Yankees Acquire Andrew McCutchen For Stretch Run
The Giants hoped Andrew McCutchen could help lead them back to the postseason this year. Instead, with the team eight games out of a National League wild card spot entering Friday, they sent the veteran away to give him a chance to win a ring.
The Giants traded McCutchen to the Yankees on the eve of the waiver trade deadline, receiving Triple-A shortstop Abiatal Avelino and 20-year-old righthander Juan De Paula in return.
McCutchen will play right field for the Yankees with Aaron Judge still dealing with a broken bone in his wrist and “not close” to swinging a bat. The trade also gives McCutchen a chance to get back to the playoffs for the first time in three years, with the Yankees currently up 4.5 games in the American League wild card race.
Andrew McCutchen, OF
The 10-year veteran is no longer the MVP winner and perennial All-Star he once was, but he’s still a solid contributor. McCutchen hit .255 with 15 home runs, 55 RBIs and 13 stolen bases for the Giants this year, and he played above-average right field in the spacious AT&T Park. He’s been particularly strong against lefties, batting .272/.363/.450 against them this year, a helpful strength with Chris Sale, Dallas Keuchel and potentially Sean Manaea or James Paxton awaiting in the postseason. McCutchen will slot in as the Yankees' everyday right fielder for now, and he may keep the role the rest of the year if Judge’s wrist continues to hamper him.

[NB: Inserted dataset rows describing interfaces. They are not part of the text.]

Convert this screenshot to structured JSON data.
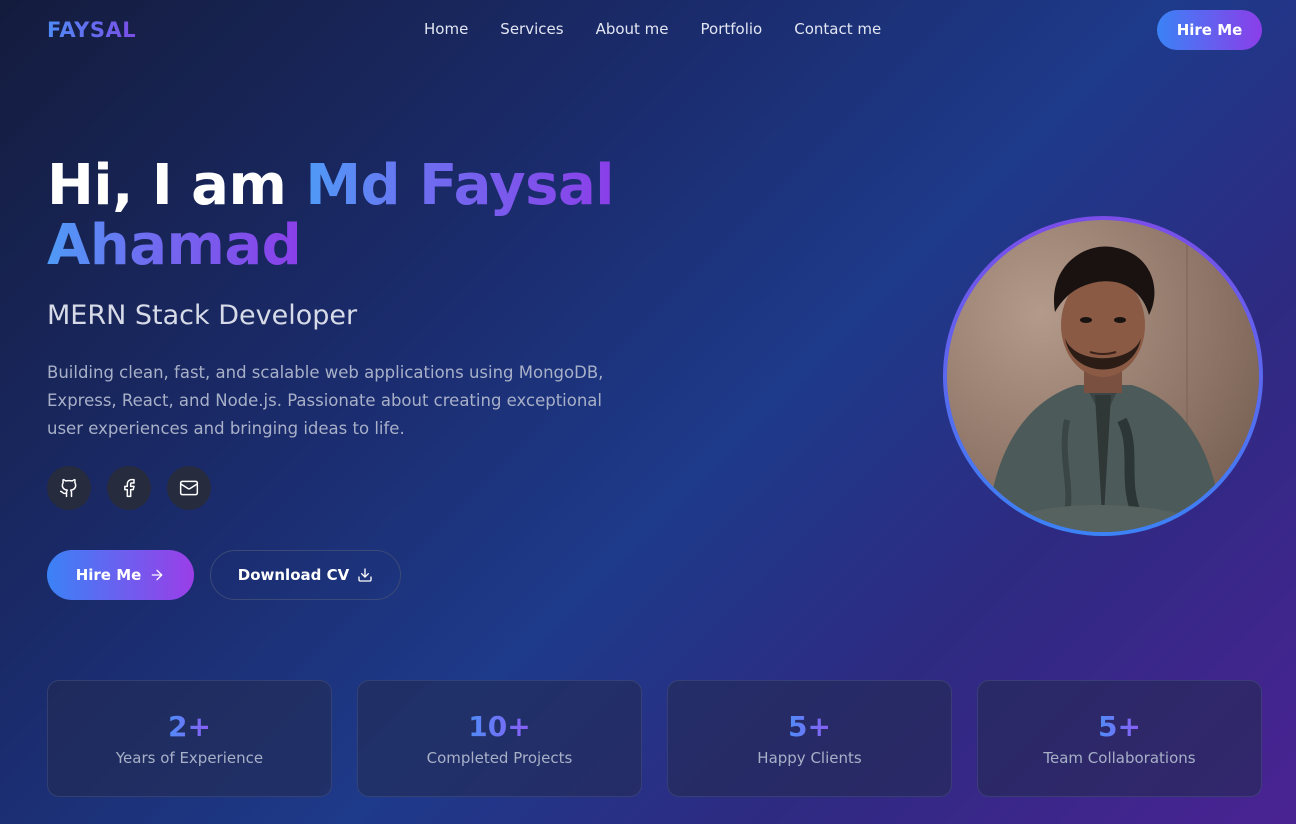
{
  "nav": {
    "logo": "FAYSAL",
    "links": [
      "Home",
      "Services",
      "About me",
      "Portfolio",
      "Contact me"
    ],
    "hire_label": "Hire Me"
  },
  "hero": {
    "greeting": "Hi, I am ",
    "name_line1": "Md Faysal",
    "name_line2": "Ahamad",
    "role": "MERN Stack Developer",
    "description": "Building clean, fast, and scalable web applications using MongoDB, Express, React, and Node.js. Passionate about creating exceptional user experiences and bringing ideas to life.",
    "socials": [
      "github-icon",
      "facebook-icon",
      "mail-icon"
    ],
    "hire_button": "Hire Me",
    "cv_button": "Download CV"
  },
  "stats": [
    {
      "value": "2+",
      "label": "Years of Experience"
    },
    {
      "value": "10+",
      "label": "Completed Projects"
    },
    {
      "value": "5+",
      "label": "Happy Clients"
    },
    {
      "value": "5+",
      "label": "Team Collaborations"
    }
  ],
  "colors": {
    "accent_blue": "#3b82f6",
    "accent_purple": "#8b3ee8",
    "background_start": "#141c3d",
    "background_end": "#4a2393"
  }
}
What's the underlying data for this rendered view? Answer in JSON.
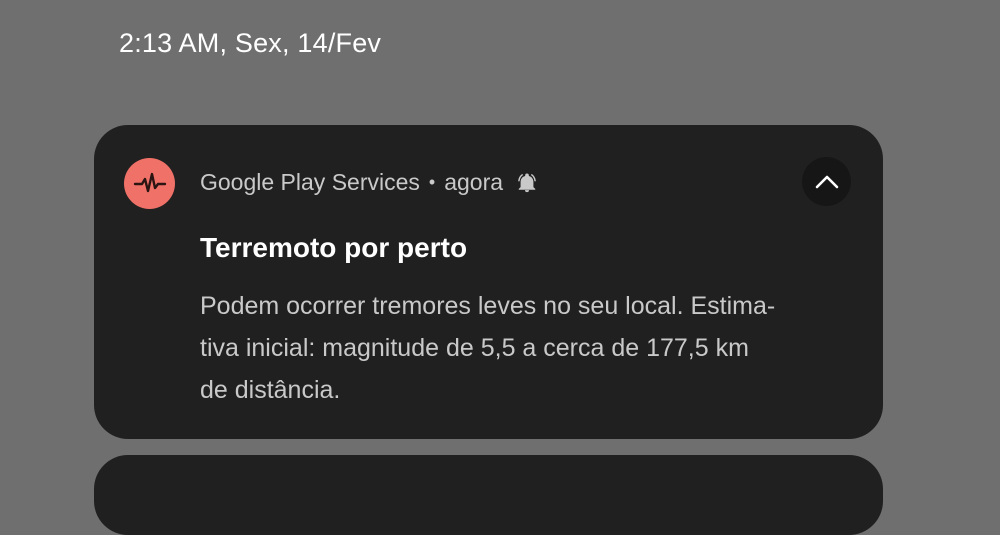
{
  "status": {
    "datetime": "2:13 AM, Sex, 14/Fev"
  },
  "notification": {
    "app_name": "Google Play Services",
    "separator": "•",
    "time": "agora",
    "title": "Terremoto por perto",
    "body_lines": [
      "Podem ocorrer tremores leves no seu local. Estima-",
      "tiva inicial: magnitude de 5,5 a cerca de 177,5 km",
      "de distância."
    ],
    "icons": {
      "app": "heartbeat-pulse-icon",
      "alert": "bell-icon",
      "collapse": "chevron-up-icon"
    },
    "colors": {
      "app_icon_bg": "#f07167",
      "card_bg": "#202020",
      "page_bg": "#6f6f6f"
    }
  }
}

Giants Acquire Kevin Pillar In Trade With Blue Jays
The Giants acquired outfielder Kevin Pillar in exchange for utilityman Alen Hanson, reliever Derek Law and minor league righthander Juan De Paula.
Abiatal Avelino, SS
Avelino is an athletic, glove-first shortstop who projects as a utility infielder. He has soft hands, moves well to both sides and has above-average arm strength. He is a capable defender at both shortstop and second base, although he plays a little out of control at times and makes mistakes as a result. Avelino is an aggressive hitter prone to expanding the strike zone, and he hit .252/.291/.372 at Triple-A Scranton/Wilkes-Barre this season. He has the power to drive balls into the gaps when he does connect, and he’s an effective basestealer with 25 stolen bases in 31 attempts this season. Ultimately, evaluators see Avelino as a flashy defender who can run and help a team off the bench, and he is close to reaching that projection.
Juan De Paula, RHP
The Yankees acquired De Paula from the Mariners for as part of the trade package for Ben Gamel in 2016, and he entered the year as New York’s No. 21 prospect. De Paula is a projectable, 6-foot-3 righthander who shows signs of being a future rotation piece. He attacks hitters with a low-90s fastball that touches 94-95 mph, and he flashes both an average curveball and changeup. He’s aggressive on the mound and has a knack for making big pitches, although sometimes he gets too amped up and loses his control. De Paula is still very young and many years away, but the tools are there for him to eventually blossom into a major league starter.